■ Problem statement: Filtering the records below, copy only those lines that include the word "text".

[Stored data]
== Segment start ==
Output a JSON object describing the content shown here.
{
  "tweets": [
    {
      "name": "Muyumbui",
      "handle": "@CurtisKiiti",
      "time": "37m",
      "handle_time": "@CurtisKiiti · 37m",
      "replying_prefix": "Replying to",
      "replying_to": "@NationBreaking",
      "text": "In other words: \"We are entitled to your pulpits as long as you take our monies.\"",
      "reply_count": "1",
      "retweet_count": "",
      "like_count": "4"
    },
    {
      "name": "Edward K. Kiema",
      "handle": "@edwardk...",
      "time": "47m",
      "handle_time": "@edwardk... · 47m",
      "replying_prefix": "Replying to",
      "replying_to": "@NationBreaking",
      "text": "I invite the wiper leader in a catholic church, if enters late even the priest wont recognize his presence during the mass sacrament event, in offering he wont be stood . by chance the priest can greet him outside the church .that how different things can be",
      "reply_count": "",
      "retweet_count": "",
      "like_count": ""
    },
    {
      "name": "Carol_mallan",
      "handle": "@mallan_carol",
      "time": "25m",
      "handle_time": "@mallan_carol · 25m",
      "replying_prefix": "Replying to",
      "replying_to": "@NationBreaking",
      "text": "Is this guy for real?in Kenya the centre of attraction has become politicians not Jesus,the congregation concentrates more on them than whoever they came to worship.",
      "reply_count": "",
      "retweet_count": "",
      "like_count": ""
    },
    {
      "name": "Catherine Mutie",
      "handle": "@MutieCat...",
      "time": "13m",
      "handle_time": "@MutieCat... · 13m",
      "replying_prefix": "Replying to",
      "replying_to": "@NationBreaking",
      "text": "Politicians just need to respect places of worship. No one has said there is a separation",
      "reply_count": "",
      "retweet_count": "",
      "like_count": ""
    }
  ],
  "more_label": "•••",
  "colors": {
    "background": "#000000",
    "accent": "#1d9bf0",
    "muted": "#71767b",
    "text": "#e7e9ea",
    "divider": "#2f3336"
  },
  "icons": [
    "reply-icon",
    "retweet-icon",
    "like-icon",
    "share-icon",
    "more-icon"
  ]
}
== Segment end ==
■ Result:
      "text": "In other words: \"We are entitled to your pulpits as long as you take our monies.\"",
      "text": "I invite the wiper leader in a catholic church, if enters late even the priest wont recognize his presence during the mass sacrament event, in offering he wont be stood . by chance the priest can greet him outside the church .that how different things can be",
      "text": "Is this guy for real?in Kenya the centre of attraction has become politicians not Jesus,the congregation concentrates more on them than whoever they came to worship.",
      "text": "Politicians just need to respect places of worship. No one has said there is a separation",
    "text": "#e7e9ea",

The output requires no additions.